Our forthcoming report on Medicaid and long-term care financing in New Hampshire will expand on all of these factors and integrate them into a reasonable prognostication of what the state can expect to happen going forward. We’ll also have some recommendations for state and federal policy changes to correct the dangerous course New Hampshire and the country are pursuing currently. So, stay tuned.
New Hampshire population: 1,326,813
From 2005 to 2014: Nursing homes $174,491,000 to $192,854,000 or 10.5% increase. As of 2014: $145.35 per state resident;
$978.95 per 197,000 age 65+ in 2012; 372,000 age 65+ in 2032 without inflation = $364,171,000 or 88.8% increase; 401,000 age 65+ in 2050 without inflation = $392,980,000 or 103.8% increase;
$6,887.64 per 28,000 age 85+ in 2012; 50,000 85+ in 2032 without inflation = $344,382,000 or 78.6% increase; 104,000 85+ in 2050 without inflation = $716,560,000 or 271.6% increase
Home Nursing Services
From 2005 to 2014: Home Nursing Services $26,086,000 to $43,512,000 or 66.8% increase. As of 2014: $32.79 per state resident;
$220.87 per 197,000 age 65+ in 2012; 372,000 age 65+ in 2032 without inflation = $82,163,640 or 88.8% increase; 401,000 age 65+ in 2050 without inflation = $88,568,870 or 103.6% increase;
$1,554 per 28,000 age 85+ in 2012; 50,000 age 85+ in 2032 without inflation = $77,700,000 or 78.6%; 104,000 age 85+ in 2050 without inflation = $161,616,000 or 271.4% increase
From 2005 to 2014: Mid-Level Care $1,497,000 to $ 9,327,000 or 523.0% increase. As of 2014: $7.03 per state resident;
$47.35 per 197,000 age 65+ in 2012; 372,000 age 65+ in 2032 without inflation = $17,612,406 or 88.8% increase; 401,000 age 65+ in 2050 without inflation = $18,987,350 or 103.6% increase;
$333.11 per 28,000 age 85+ in 2012; 50,000 age 85+ in 2032 without inflation = $16,655.357 or 78.6%; 104,000 age 85+ in 2050 without inflation = $34,643,440 or 271.4% increase
From 2005 to 2014: Medical Services $50,536,000 to $36,052,000 or 28.7% decrease, but has leveled out around $36,000. As of 2014: $27.17 per state resident;
$183.00 per 197,000 age 65+ in 2012; 372,000 age 65+ in 2032 without inflation = $68,076,000 or 88.8% increase; 401,000 age 65+ in 2050 without inflation = $73,383,000 or 103.6% increase;
$1,287.57 per 28,000 age 85+ in 2012; 50,000 age 85+ in 2032 without inflation = $64,378,571 or 78.6%; 104,000 age 85+ in 2050 without inflation = $133,907,280 or 271.4% increase
 Ari Houser, Wendy Fox-Grage, Kathleen Ujvari, “Across the States: Profiles of Long-Term Services and Supports, Ninth Edition 2012,” AARP, Washington, DC, 2012, p. 216; http://www.aarp.org/home-garden/livable-communities/info-09-2012/across-the-states-2012-profiles-of-long-term-services-supports-AARP-ppi-ltc.html.

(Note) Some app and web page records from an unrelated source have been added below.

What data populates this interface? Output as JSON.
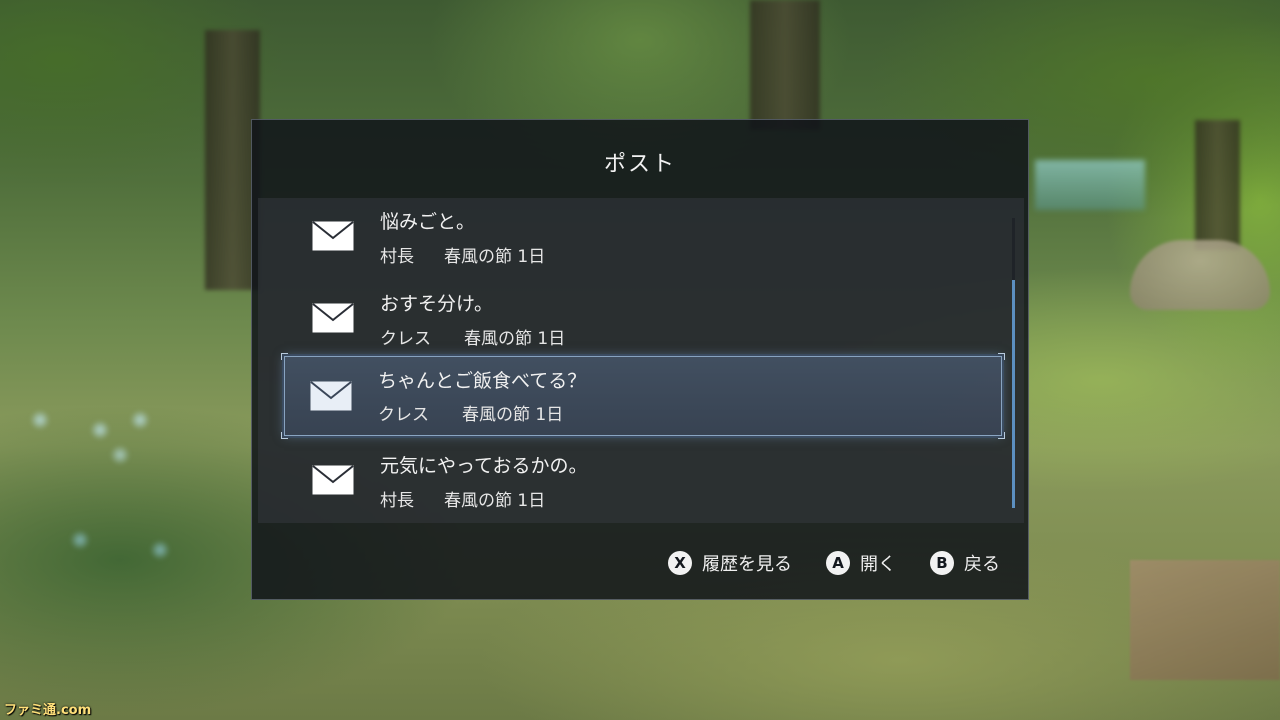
{
  "title": "ポスト",
  "mails": [
    {
      "subject": "悩みごと。",
      "sender": "村長",
      "date": "春風の節 1日",
      "selected": false
    },
    {
      "subject": "おすそ分け。",
      "sender": "クレス",
      "date": "春風の節 1日",
      "selected": false
    },
    {
      "subject": "ちゃんとご飯食べてる？",
      "sender": "クレス",
      "date": "春風の節 1日",
      "selected": true
    },
    {
      "subject": "元気にやっておるかの。",
      "sender": "村長",
      "date": "春風の節 1日",
      "selected": false
    }
  ],
  "footer": {
    "history": {
      "button": "X",
      "label": "履歴を見る"
    },
    "open": {
      "button": "A",
      "label": "開く"
    },
    "back": {
      "button": "B",
      "label": "戻る"
    }
  },
  "watermark": "ファミ通.com",
  "colors": {
    "accent": "#5c8fc0",
    "panel": "#10141a"
  },
  "icons": {
    "mail": "envelope-icon"
  }
}
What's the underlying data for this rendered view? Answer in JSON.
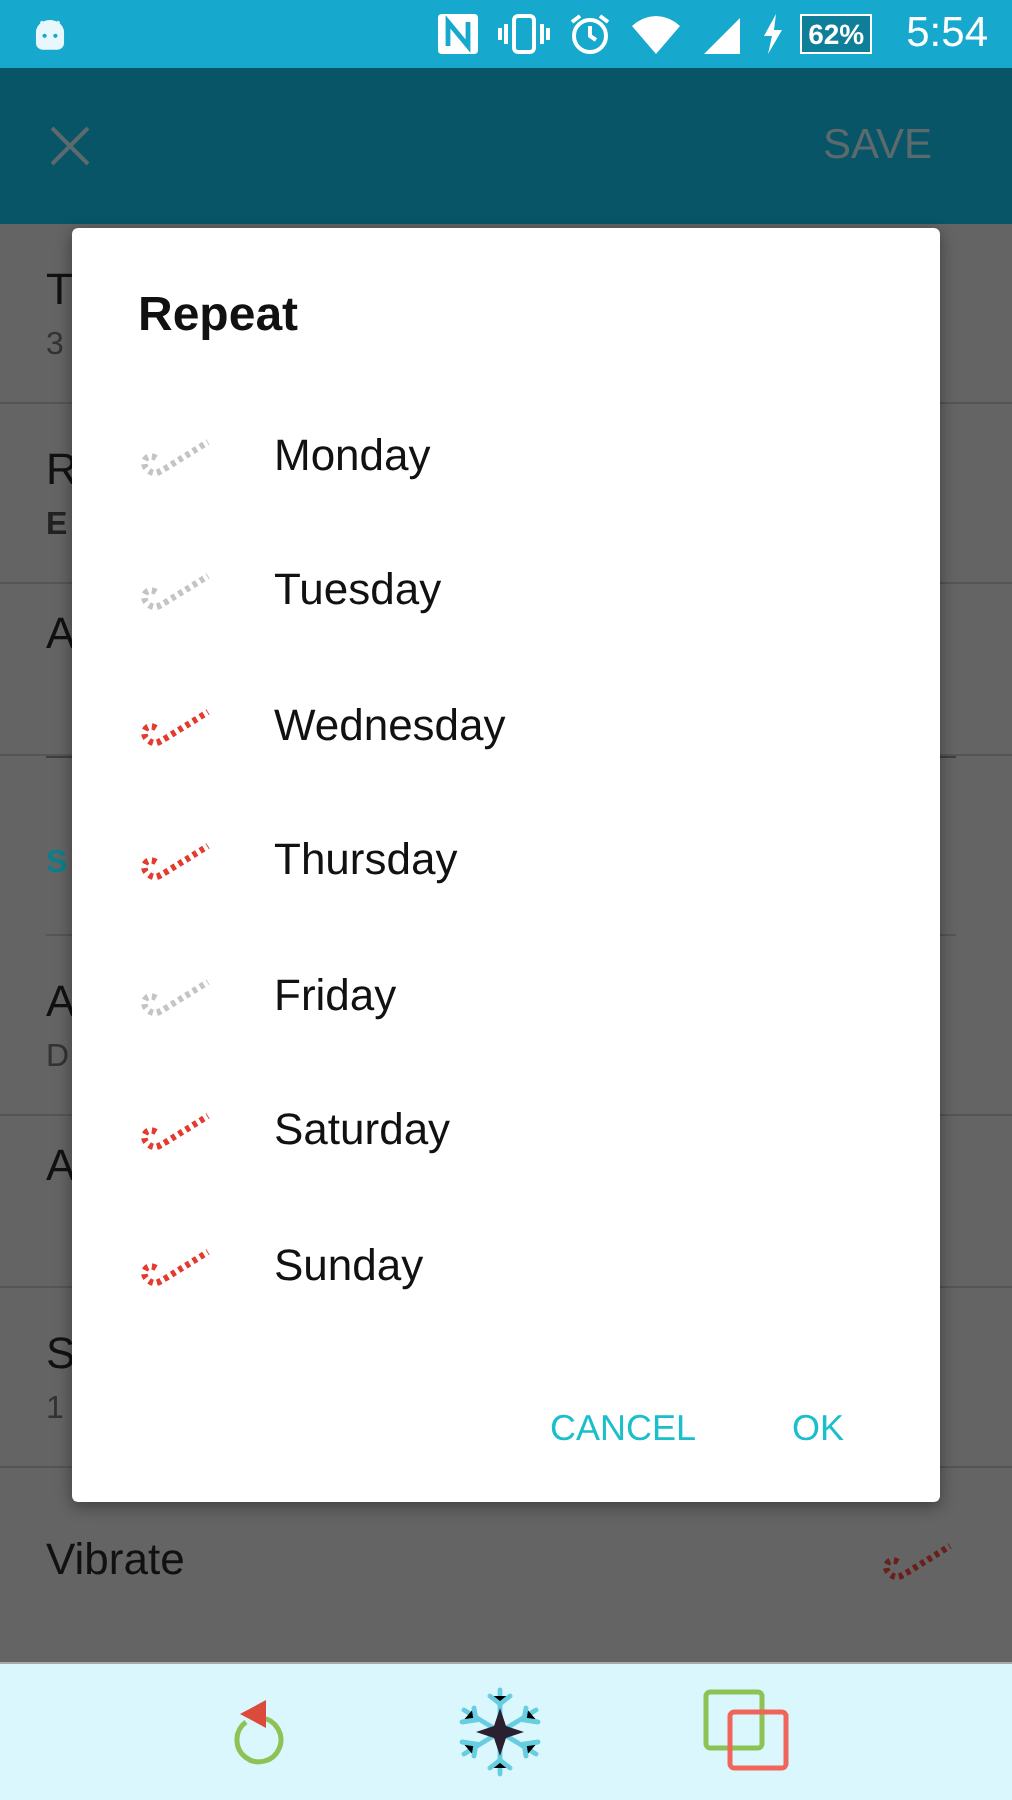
{
  "status_bar": {
    "battery": "62%",
    "time": "5:54"
  },
  "app_bar": {
    "action": "SAVE",
    "action_disabled": true
  },
  "settings": [
    {
      "kind": "two-line",
      "title": "T",
      "subtitle": "3"
    },
    {
      "kind": "two-line-bold",
      "title": "R",
      "subtitle": "E"
    },
    {
      "kind": "one-line",
      "title": "A"
    },
    {
      "kind": "header",
      "title": "S"
    },
    {
      "kind": "two-line",
      "title": "A",
      "subtitle": "D"
    },
    {
      "kind": "one-line",
      "title": "A"
    },
    {
      "kind": "two-line",
      "title": "S",
      "subtitle": "1"
    },
    {
      "kind": "switch",
      "title": "Vibrate",
      "checked": true
    }
  ],
  "dialog": {
    "title": "Repeat",
    "days": [
      {
        "label": "Monday",
        "checked": false
      },
      {
        "label": "Tuesday",
        "checked": false
      },
      {
        "label": "Wednesday",
        "checked": true
      },
      {
        "label": "Thursday",
        "checked": true
      },
      {
        "label": "Friday",
        "checked": false
      },
      {
        "label": "Saturday",
        "checked": true
      },
      {
        "label": "Sunday",
        "checked": true
      }
    ],
    "buttons": [
      "CANCEL",
      "OK"
    ]
  }
}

 Source for Medicaid LTC expenditure data: Office of Legislative Budget Assistant, State of New Hampshire
 From the U.S. Census Bureau QuickFacts: http://quickfacts.census.gov/qfd/states/33000.html